---- Data in this exercise
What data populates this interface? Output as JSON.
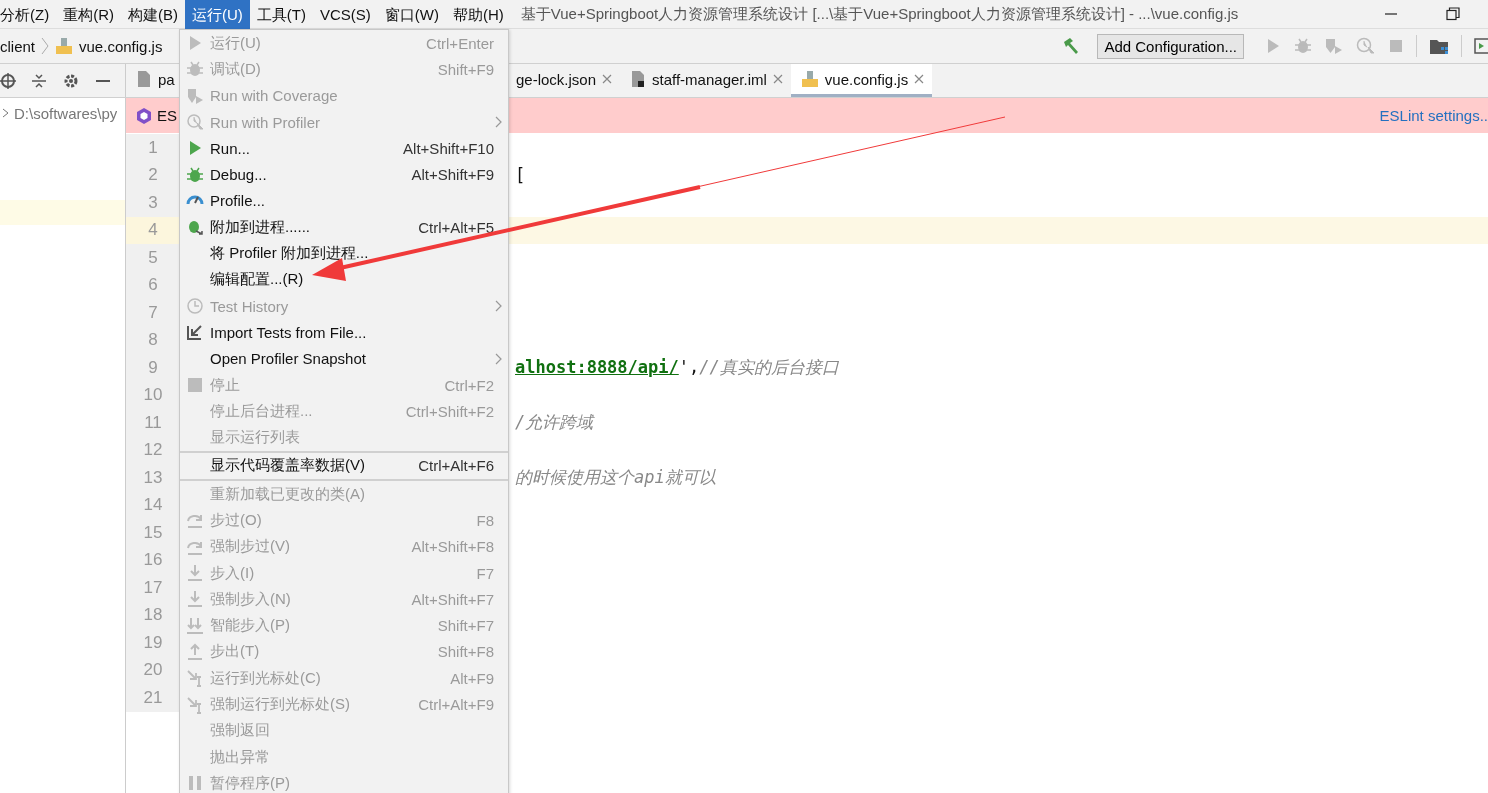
{
  "menubar": {
    "items": [
      {
        "label": "分析(Z)",
        "selected": false
      },
      {
        "label": "重构(R)",
        "selected": false
      },
      {
        "label": "构建(B)",
        "selected": false
      },
      {
        "label": "运行(U)",
        "selected": true
      },
      {
        "label": "工具(T)",
        "selected": false
      },
      {
        "label": "VCS(S)",
        "selected": false
      },
      {
        "label": "窗口(W)",
        "selected": false
      },
      {
        "label": "帮助(H)",
        "selected": false
      }
    ],
    "title": "基于Vue+Springboot人力资源管理系统设计 [...\\基于Vue+Springboot人力资源管理系统设计] - ...\\vue.config.js"
  },
  "toolbar": {
    "breadcrumb": [
      "client",
      "vue.config.js"
    ],
    "run_config_button": "Add Configuration..."
  },
  "project_panel": {
    "path": "D:\\softwares\\py"
  },
  "tabs": [
    {
      "label": "pa",
      "selected": false
    },
    {
      "label": "ge-lock.json",
      "selected": false
    },
    {
      "label": "staff-manager.iml",
      "selected": false
    },
    {
      "label": "vue.config.js",
      "selected": true
    }
  ],
  "banner": {
    "label": "ES",
    "link": "ESLint settings.."
  },
  "code_lines": [
    {
      "number": "1",
      "current": false
    },
    {
      "number": "2",
      "current": false,
      "tokens": [
        {
          "kind": "punct",
          "text": "["
        }
      ]
    },
    {
      "number": "3",
      "current": false
    },
    {
      "number": "4",
      "current": true
    },
    {
      "number": "5",
      "current": false
    },
    {
      "number": "6",
      "current": false
    },
    {
      "number": "7",
      "current": false
    },
    {
      "number": "8",
      "current": false
    },
    {
      "number": "9",
      "current": false,
      "tokens": [
        {
          "kind": "string",
          "text": "alhost:8888/api/"
        },
        {
          "kind": "punct",
          "text": "',"
        },
        {
          "kind": "comment",
          "text": "//真实的后台接口"
        }
      ]
    },
    {
      "number": "10",
      "current": false
    },
    {
      "number": "11",
      "current": false,
      "tokens": [
        {
          "kind": "comment",
          "text": "/允许跨域"
        }
      ]
    },
    {
      "number": "12",
      "current": false
    },
    {
      "number": "13",
      "current": false,
      "tokens": [
        {
          "kind": "comment",
          "text": "的时候使用这个api就可以"
        }
      ]
    },
    {
      "number": "14",
      "current": false
    },
    {
      "number": "15",
      "current": false
    },
    {
      "number": "16",
      "current": false
    },
    {
      "number": "17",
      "current": false
    },
    {
      "number": "18",
      "current": false
    },
    {
      "number": "19",
      "current": false
    },
    {
      "number": "20",
      "current": false
    },
    {
      "number": "21",
      "current": false
    }
  ],
  "run_menu": [
    {
      "kind": "item",
      "label": "运行(U)",
      "shortcut": "Ctrl+Enter",
      "disabled": true,
      "submenu": false
    },
    {
      "kind": "item",
      "label": "调试(D)",
      "shortcut": "Shift+F9",
      "disabled": true,
      "submenu": false
    },
    {
      "kind": "item",
      "label": "Run with Coverage",
      "disabled": true,
      "submenu": false
    },
    {
      "kind": "item",
      "label": "Run with Profiler",
      "disabled": true,
      "submenu": true
    },
    {
      "kind": "item",
      "label": "Run...",
      "shortcut": "Alt+Shift+F10",
      "disabled": false,
      "submenu": false
    },
    {
      "kind": "item",
      "label": "Debug...",
      "shortcut": "Alt+Shift+F9",
      "disabled": false,
      "submenu": false
    },
    {
      "kind": "item",
      "label": "Profile...",
      "disabled": false,
      "submenu": false
    },
    {
      "kind": "item",
      "label": "附加到进程......",
      "shortcut": "Ctrl+Alt+F5",
      "disabled": false,
      "submenu": false
    },
    {
      "kind": "item",
      "label": "将 Profiler 附加到进程...",
      "disabled": false,
      "submenu": false
    },
    {
      "kind": "item",
      "label": "编辑配置...(R)",
      "disabled": false,
      "submenu": false
    },
    {
      "kind": "item",
      "label": "Test History",
      "disabled": true,
      "submenu": true
    },
    {
      "kind": "item",
      "label": "Import Tests from File...",
      "disabled": false,
      "submenu": false
    },
    {
      "kind": "item",
      "label": "Open Profiler Snapshot",
      "disabled": false,
      "submenu": true
    },
    {
      "kind": "item",
      "label": "停止",
      "shortcut": "Ctrl+F2",
      "disabled": true,
      "submenu": false
    },
    {
      "kind": "item",
      "label": "停止后台进程...",
      "shortcut": "Ctrl+Shift+F2",
      "disabled": true,
      "submenu": false
    },
    {
      "kind": "item",
      "label": "显示运行列表",
      "disabled": true,
      "submenu": false
    },
    {
      "kind": "separator"
    },
    {
      "kind": "item",
      "label": "显示代码覆盖率数据(V)",
      "shortcut": "Ctrl+Alt+F6",
      "disabled": false,
      "submenu": false
    },
    {
      "kind": "separator"
    },
    {
      "kind": "item",
      "label": "重新加载已更改的类(A)",
      "disabled": true,
      "submenu": false
    },
    {
      "kind": "item",
      "label": "步过(O)",
      "shortcut": "F8",
      "disabled": true,
      "submenu": false
    },
    {
      "kind": "item",
      "label": "强制步过(V)",
      "shortcut": "Alt+Shift+F8",
      "disabled": true,
      "submenu": false
    },
    {
      "kind": "item",
      "label": "步入(I)",
      "shortcut": "F7",
      "disabled": true,
      "submenu": false
    },
    {
      "kind": "item",
      "label": "强制步入(N)",
      "shortcut": "Alt+Shift+F7",
      "disabled": true,
      "submenu": false
    },
    {
      "kind": "item",
      "label": "智能步入(P)",
      "shortcut": "Shift+F7",
      "disabled": true,
      "submenu": false
    },
    {
      "kind": "item",
      "label": "步出(T)",
      "shortcut": "Shift+F8",
      "disabled": true,
      "submenu": false
    },
    {
      "kind": "item",
      "label": "运行到光标处(C)",
      "shortcut": "Alt+F9",
      "disabled": true,
      "submenu": false
    },
    {
      "kind": "item",
      "label": "强制运行到光标处(S)",
      "shortcut": "Ctrl+Alt+F9",
      "disabled": true,
      "submenu": false
    },
    {
      "kind": "item",
      "label": "强制返回",
      "disabled": true,
      "submenu": false
    },
    {
      "kind": "item",
      "label": "抛出异常",
      "disabled": true,
      "submenu": false
    },
    {
      "kind": "item",
      "label": "暂停程序(P)",
      "disabled": true,
      "submenu": false
    }
  ]
}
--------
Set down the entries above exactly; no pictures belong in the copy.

> [Solution to this problem]:
What data populates this interface? Output as JSON.
{
  "menubar": {
    "items": [
      {
        "label": "分析(Z)",
        "selected": false
      },
      {
        "label": "重构(R)",
        "selected": false
      },
      {
        "label": "构建(B)",
        "selected": false
      },
      {
        "label": "运行(U)",
        "selected": true
      },
      {
        "label": "工具(T)",
        "selected": false
      },
      {
        "label": "VCS(S)",
        "selected": false
      },
      {
        "label": "窗口(W)",
        "selected": false
      },
      {
        "label": "帮助(H)",
        "selected": false
      }
    ],
    "title": "基于Vue+Springboot人力资源管理系统设计 [...\\基于Vue+Springboot人力资源管理系统设计] - ...\\vue.config.js"
  },
  "toolbar": {
    "breadcrumb": [
      "client",
      "vue.config.js"
    ],
    "run_config_button": "Add Configuration..."
  },
  "project_panel": {
    "path": "D:\\softwares\\py"
  },
  "tabs": [
    {
      "label": "pa",
      "selected": false
    },
    {
      "label": "ge-lock.json",
      "selected": false
    },
    {
      "label": "staff-manager.iml",
      "selected": false
    },
    {
      "label": "vue.config.js",
      "selected": true
    }
  ],
  "banner": {
    "label": "ES",
    "link": "ESLint settings.."
  },
  "code_lines": [
    {
      "number": "1",
      "current": false
    },
    {
      "number": "2",
      "current": false,
      "tokens": [
        {
          "kind": "punct",
          "text": "["
        }
      ]
    },
    {
      "number": "3",
      "current": false
    },
    {
      "number": "4",
      "current": true
    },
    {
      "number": "5",
      "current": false
    },
    {
      "number": "6",
      "current": false
    },
    {
      "number": "7",
      "current": false
    },
    {
      "number": "8",
      "current": false
    },
    {
      "number": "9",
      "current": false,
      "tokens": [
        {
          "kind": "string",
          "text": "alhost:8888/api/"
        },
        {
          "kind": "punct",
          "text": "',"
        },
        {
          "kind": "comment",
          "text": "//真实的后台接口"
        }
      ]
    },
    {
      "number": "10",
      "current": false
    },
    {
      "number": "11",
      "current": false,
      "tokens": [
        {
          "kind": "comment",
          "text": "/允许跨域"
        }
      ]
    },
    {
      "number": "12",
      "current": false
    },
    {
      "number": "13",
      "current": false,
      "tokens": [
        {
          "kind": "comment",
          "text": "的时候使用这个api就可以"
        }
      ]
    },
    {
      "number": "14",
      "current": false
    },
    {
      "number": "15",
      "current": false
    },
    {
      "number": "16",
      "current": false
    },
    {
      "number": "17",
      "current": false
    },
    {
      "number": "18",
      "current": false
    },
    {
      "number": "19",
      "current": false
    },
    {
      "number": "20",
      "current": false
    },
    {
      "number": "21",
      "current": false
    }
  ],
  "run_menu": [
    {
      "kind": "item",
      "label": "运行(U)",
      "shortcut": "Ctrl+Enter",
      "disabled": true,
      "submenu": false
    },
    {
      "kind": "item",
      "label": "调试(D)",
      "shortcut": "Shift+F9",
      "disabled": true,
      "submenu": false
    },
    {
      "kind": "item",
      "label": "Run with Coverage",
      "disabled": true,
      "submenu": false
    },
    {
      "kind": "item",
      "label": "Run with Profiler",
      "disabled": true,
      "submenu": true
    },
    {
      "kind": "item",
      "label": "Run...",
      "shortcut": "Alt+Shift+F10",
      "disabled": false,
      "submenu": false
    },
    {
      "kind": "item",
      "label": "Debug...",
      "shortcut": "Alt+Shift+F9",
      "disabled": false,
      "submenu": false
    },
    {
      "kind": "item",
      "label": "Profile...",
      "disabled": false,
      "submenu": false
    },
    {
      "kind": "item",
      "label": "附加到进程......",
      "shortcut": "Ctrl+Alt+F5",
      "disabled": false,
      "submenu": false
    },
    {
      "kind": "item",
      "label": "将 Profiler 附加到进程...",
      "disabled": false,
      "submenu": false
    },
    {
      "kind": "item",
      "label": "编辑配置...(R)",
      "disabled": false,
      "submenu": false
    },
    {
      "kind": "item",
      "label": "Test History",
      "disabled": true,
      "submenu": true
    },
    {
      "kind": "item",
      "label": "Import Tests from File...",
      "disabled": false,
      "submenu": false
    },
    {
      "kind": "item",
      "label": "Open Profiler Snapshot",
      "disabled": false,
      "submenu": true
    },
    {
      "kind": "item",
      "label": "停止",
      "shortcut": "Ctrl+F2",
      "disabled": true,
      "submenu": false
    },
    {
      "kind": "item",
      "label": "停止后台进程...",
      "shortcut": "Ctrl+Shift+F2",
      "disabled": true,
      "submenu": false
    },
    {
      "kind": "item",
      "label": "显示运行列表",
      "disabled": true,
      "submenu": false
    },
    {
      "kind": "separator"
    },
    {
      "kind": "item",
      "label": "显示代码覆盖率数据(V)",
      "shortcut": "Ctrl+Alt+F6",
      "disabled": false,
      "submenu": false
    },
    {
      "kind": "separator"
    },
    {
      "kind": "item",
      "label": "重新加载已更改的类(A)",
      "disabled": true,
      "submenu": false
    },
    {
      "kind": "item",
      "label": "步过(O)",
      "shortcut": "F8",
      "disabled": true,
      "submenu": false
    },
    {
      "kind": "item",
      "label": "强制步过(V)",
      "shortcut": "Alt+Shift+F8",
      "disabled": true,
      "submenu": false
    },
    {
      "kind": "item",
      "label": "步入(I)",
      "shortcut": "F7",
      "disabled": true,
      "submenu": false
    },
    {
      "kind": "item",
      "label": "强制步入(N)",
      "shortcut": "Alt+Shift+F7",
      "disabled": true,
      "submenu": false
    },
    {
      "kind": "item",
      "label": "智能步入(P)",
      "shortcut": "Shift+F7",
      "disabled": true,
      "submenu": false
    },
    {
      "kind": "item",
      "label": "步出(T)",
      "shortcut": "Shift+F8",
      "disabled": true,
      "submenu": false
    },
    {
      "kind": "item",
      "label": "运行到光标处(C)",
      "shortcut": "Alt+F9",
      "disabled": true,
      "submenu": false
    },
    {
      "kind": "item",
      "label": "强制运行到光标处(S)",
      "shortcut": "Ctrl+Alt+F9",
      "disabled": true,
      "submenu": false
    },
    {
      "kind": "item",
      "label": "强制返回",
      "disabled": true,
      "submenu": false
    },
    {
      "kind": "item",
      "label": "抛出异常",
      "disabled": true,
      "submenu": false
    },
    {
      "kind": "item",
      "label": "暂停程序(P)",
      "disabled": true,
      "submenu": false
    }
  ]
}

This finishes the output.